Calculating which Rogers data package you’ll need to comfortably (and affordably) operate your iPhone is a challenge. It’s not only adverse to our Internet surfing habits, but requires an endless string of addition, taking note of each click as well as the size of every page.
Rogers provides data usage estimates that suggest 400MB would allow up to 200,000 text e-mail messages or 3,100 Web pages or 1,360 photo attachments. These estimates point to an average 129K per Web page.
But determining an average Web page size depends on how you do the math and what sites you plan to see. According to Web performance and Internet marketing firm Website Optimization, the size of an average Web page in 2008 is over 312K, up from 93.7K in 2003. Web pages have more than tripled in size over the last years, says the site, and the number of objects has doubled, from 25.7 to 49.9.
Increased bandwidth speed is one reason Web sites are experiencing such growth and Web developers probably didn’t have future Canadian iPhone data packages in mind when creating them.
To determine the size of the Web pages you frequent, a free Web page analysis tool is available from Website Optimization. Type any URL in the field, click a button and a full page of statistics, including page size, will result.
Based on Web Page Analyzer’s calculations, visiting Yahoo.ca requires about 253K while Yahoo.com came up at 5K. Google search results, whether Canadian- or US-based, average between 6 and 21K. Other popular sites include: Wikipedia.org (139K), Facebook (172K), eBay.ca (300K), YouTube (302K), Amazon.ca (350K) and Canada.com (an astounding 1067K).
With the launch of the iPhone App Store, iPhone users have plenty of new ways to rack up their data charges. For example, Pandora now offers a free streaming Internet radio station. If you access this application on the 3G network, you’re looking at roughly 128 kbps. Three songs and ten minutes later, you’ve consumed about 76 MB of data.
Wi-Fi provides a silver lining. “If you’re on a limited data plan, you could certainly use Wi-Fi to augment your data consumption,” said Mark Tauschek, senior research analyst at Info-Tech Research Group.
One of the iPhone’s most coveted features, Wi-Fi provides faster data speeds, less battery drain and no data charges. Rogers won’t charge you any fees to use Wi-Fi on the iPhone and doesn’t need to grant you permission to access individual Wi-Fi networks.
If an available Wi-Fi network is detected, the iPhone will automatically default to it. When you move from a 3G to a Wi-Fi location, or vice versa, your data connection will automatically transfer too. As the iPhone doesn’t support voice calling over Wi-Fi, automatic network transfers apply to data, not calls.

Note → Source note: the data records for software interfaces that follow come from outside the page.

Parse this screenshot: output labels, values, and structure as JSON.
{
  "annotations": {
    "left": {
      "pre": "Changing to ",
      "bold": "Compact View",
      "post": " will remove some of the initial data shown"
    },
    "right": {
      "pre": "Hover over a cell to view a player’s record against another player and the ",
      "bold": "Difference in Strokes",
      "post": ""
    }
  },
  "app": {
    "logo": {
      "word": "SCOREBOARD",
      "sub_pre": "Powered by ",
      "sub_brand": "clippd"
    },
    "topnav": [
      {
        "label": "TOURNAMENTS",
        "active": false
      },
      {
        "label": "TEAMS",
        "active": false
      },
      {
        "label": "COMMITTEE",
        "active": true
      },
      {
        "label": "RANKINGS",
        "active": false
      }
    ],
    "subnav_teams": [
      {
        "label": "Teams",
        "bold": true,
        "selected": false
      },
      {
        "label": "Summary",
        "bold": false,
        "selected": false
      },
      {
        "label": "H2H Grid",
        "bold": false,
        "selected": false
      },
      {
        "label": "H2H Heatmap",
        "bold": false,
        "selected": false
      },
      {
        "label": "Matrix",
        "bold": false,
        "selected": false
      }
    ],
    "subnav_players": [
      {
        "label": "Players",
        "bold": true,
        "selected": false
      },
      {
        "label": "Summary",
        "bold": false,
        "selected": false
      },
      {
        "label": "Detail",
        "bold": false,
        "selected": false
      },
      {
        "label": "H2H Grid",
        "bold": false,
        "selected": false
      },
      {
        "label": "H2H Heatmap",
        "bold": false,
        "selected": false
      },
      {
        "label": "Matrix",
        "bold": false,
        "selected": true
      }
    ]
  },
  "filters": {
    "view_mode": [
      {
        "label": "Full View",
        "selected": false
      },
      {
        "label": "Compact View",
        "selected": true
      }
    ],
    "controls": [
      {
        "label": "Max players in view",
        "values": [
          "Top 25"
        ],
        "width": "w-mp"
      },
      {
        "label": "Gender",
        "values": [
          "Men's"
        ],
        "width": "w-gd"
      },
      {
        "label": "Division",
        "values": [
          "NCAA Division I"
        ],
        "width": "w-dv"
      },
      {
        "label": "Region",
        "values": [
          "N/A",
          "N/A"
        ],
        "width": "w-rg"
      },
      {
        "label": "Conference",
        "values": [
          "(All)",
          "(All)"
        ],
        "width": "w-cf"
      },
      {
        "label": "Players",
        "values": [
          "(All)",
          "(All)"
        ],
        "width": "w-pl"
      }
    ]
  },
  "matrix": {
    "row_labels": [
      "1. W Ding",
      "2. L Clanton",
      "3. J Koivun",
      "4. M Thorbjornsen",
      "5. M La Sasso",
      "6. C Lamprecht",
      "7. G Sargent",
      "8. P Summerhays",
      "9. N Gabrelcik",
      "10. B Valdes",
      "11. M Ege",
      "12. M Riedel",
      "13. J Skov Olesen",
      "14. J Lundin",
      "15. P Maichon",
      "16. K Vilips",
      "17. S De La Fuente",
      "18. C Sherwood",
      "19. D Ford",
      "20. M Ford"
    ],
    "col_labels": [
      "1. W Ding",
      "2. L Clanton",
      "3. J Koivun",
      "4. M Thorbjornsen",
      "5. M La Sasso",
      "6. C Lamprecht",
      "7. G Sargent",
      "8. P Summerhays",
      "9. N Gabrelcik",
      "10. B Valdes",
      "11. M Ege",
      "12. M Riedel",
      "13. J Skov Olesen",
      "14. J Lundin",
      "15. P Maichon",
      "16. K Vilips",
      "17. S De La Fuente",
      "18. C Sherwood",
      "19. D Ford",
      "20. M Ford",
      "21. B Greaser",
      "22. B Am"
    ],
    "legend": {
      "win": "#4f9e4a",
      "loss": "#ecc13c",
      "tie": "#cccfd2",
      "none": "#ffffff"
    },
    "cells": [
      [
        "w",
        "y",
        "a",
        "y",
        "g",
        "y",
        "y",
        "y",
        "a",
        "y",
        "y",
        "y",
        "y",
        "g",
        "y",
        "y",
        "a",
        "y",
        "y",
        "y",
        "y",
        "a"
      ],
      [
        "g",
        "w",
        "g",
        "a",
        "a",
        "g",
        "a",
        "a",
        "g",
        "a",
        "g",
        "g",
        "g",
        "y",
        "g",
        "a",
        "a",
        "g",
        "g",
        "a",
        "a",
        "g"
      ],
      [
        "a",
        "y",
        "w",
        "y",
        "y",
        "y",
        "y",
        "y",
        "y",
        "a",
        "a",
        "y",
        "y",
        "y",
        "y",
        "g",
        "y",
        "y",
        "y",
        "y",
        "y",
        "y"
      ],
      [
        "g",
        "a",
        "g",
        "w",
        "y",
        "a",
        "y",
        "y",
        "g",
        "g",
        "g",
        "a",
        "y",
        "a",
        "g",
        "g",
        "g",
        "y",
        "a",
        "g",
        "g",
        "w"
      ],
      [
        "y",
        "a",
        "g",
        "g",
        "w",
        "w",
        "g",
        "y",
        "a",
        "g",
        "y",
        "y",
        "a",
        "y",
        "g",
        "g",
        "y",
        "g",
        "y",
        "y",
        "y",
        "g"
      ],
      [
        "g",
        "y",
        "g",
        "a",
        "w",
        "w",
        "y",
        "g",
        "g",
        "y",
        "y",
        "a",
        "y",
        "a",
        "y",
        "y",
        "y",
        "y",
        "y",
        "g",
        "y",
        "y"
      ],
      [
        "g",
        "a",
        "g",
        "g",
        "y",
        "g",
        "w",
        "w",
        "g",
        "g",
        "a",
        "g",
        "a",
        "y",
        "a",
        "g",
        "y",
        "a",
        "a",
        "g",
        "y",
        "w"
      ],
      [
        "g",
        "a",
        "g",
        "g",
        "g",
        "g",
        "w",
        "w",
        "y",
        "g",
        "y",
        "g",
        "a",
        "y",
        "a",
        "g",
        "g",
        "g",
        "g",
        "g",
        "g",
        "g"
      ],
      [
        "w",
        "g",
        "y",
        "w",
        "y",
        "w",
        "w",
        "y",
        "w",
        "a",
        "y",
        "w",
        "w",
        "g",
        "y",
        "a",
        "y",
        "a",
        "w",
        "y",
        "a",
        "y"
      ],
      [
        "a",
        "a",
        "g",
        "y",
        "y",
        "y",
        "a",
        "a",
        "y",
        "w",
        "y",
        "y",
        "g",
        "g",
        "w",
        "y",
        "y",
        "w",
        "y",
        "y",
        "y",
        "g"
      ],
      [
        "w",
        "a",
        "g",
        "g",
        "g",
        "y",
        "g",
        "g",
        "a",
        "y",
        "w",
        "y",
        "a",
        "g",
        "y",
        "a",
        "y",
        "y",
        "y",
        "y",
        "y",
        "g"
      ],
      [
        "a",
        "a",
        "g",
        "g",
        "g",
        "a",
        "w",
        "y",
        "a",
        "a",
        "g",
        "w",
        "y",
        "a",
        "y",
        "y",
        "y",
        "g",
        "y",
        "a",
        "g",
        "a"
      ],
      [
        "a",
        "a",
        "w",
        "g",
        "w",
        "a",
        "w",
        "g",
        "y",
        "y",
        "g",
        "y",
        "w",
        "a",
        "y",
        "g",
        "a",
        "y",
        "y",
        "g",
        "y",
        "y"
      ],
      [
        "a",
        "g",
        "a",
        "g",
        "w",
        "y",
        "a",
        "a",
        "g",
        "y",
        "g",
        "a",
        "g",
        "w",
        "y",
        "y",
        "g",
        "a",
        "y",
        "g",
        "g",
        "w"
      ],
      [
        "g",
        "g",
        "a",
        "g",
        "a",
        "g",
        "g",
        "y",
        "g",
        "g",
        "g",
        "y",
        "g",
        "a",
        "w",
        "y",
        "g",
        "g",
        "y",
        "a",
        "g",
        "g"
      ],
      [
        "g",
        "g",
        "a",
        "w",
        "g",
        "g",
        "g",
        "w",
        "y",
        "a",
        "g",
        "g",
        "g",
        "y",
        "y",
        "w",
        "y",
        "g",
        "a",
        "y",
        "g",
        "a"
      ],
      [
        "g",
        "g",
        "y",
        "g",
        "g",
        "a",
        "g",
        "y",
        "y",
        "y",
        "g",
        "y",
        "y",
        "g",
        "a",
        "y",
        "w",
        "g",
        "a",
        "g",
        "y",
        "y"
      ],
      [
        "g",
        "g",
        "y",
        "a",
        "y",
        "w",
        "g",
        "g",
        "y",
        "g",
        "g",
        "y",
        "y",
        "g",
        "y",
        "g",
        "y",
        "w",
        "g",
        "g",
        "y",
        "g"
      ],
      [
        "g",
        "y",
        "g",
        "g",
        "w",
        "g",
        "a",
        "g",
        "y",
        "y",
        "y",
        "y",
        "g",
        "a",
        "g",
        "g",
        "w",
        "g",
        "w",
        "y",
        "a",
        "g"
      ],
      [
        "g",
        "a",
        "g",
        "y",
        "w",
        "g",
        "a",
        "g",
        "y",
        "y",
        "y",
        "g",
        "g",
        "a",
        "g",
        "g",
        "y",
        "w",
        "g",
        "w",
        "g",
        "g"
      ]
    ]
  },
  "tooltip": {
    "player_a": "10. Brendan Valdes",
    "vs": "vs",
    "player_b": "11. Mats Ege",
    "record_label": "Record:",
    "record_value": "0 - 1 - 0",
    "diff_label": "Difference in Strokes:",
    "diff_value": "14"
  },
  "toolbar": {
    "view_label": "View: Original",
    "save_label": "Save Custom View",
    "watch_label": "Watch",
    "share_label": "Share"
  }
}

The iPhone and iPhone 3G received official Wi-Fi certification from the Wi-Fi Alliance on June 16, which means the phones were tested in an independent lab and met pre-defined security requirements and interoperability with other Wi-Fi certified devices, explained marketing director Kelly Davis-Felner.
“It’s got really, really good quality of service mechanisms in place,” she said. “If you are doing something like streaming music or playing a video game…the data gets through first and gets priority so that you don’t end up with latency that would end up ruining your experience.”
Apple claims up to 300 minutes of battery life for Internet usage and/or talk time over the 3G network. Using Wi-Fi, you can expect roughly 400 minutes of Web browsing and 600 minutes for e-mail, said Davis-Felner. Talk time statistics aren’t provided for Wi-Fi, as the service isn’t yet available. “People haven’t had the opportunity to be out there testing it,” she said. “But for all those data-oriented applications, Wi-Fi is performing much better from a battery life standpoint than the 3G is.”
Wi-Fi potentially offers increased security. “From a security point of view,” said Tauschek, “you might feel a little bit better about transferring sensitive data on a secure Wi-Fi network than you would on a 3G network.”
iPhone applications are now being designed specifically for Wi-Fi use. “A few have caught our eye because of their particular suitability to the Wi-Fi link,” said Davis-Felner, who pointed to Pandora, Apple’s Remote and the eagerly anticipated iCall application (currently in beta) – the proposed first to enable voice calling over a Wi-Fi network and save user air time minutes.
Business users may find NetSketch appealing, said Davis-Felner. “[NetSketch] uses Wi-Fi only and you can connect iPhones or iPod touches over a Wi-Fi network to collaboratively create drawings and doodles,” she said. While it’s positioned as a “fun” application, NetSketch could provide a way to collaborate and draw a business diagram or create a business process, she said.
DataCase will enable you to treat the iPhone as a wireless hard drive and transfer data onto it using Wi-Fi, said Davis-Felner. “If you’re looking to get documents off your computer and transport them, you can use this,” she said. FileMagnet is another file transfer application, she recommended.
According to Tauschek, mobile CRM platform Sales Force Mobile and Oracle’s Business Indicators are two key iPhone apps for the business market. “Those are the big first ones, but again, I think there will be more to follow,” he said. Tauschek also pointed to IT shops, which have the capability of using the SDK to port their own apps over to the iPhone.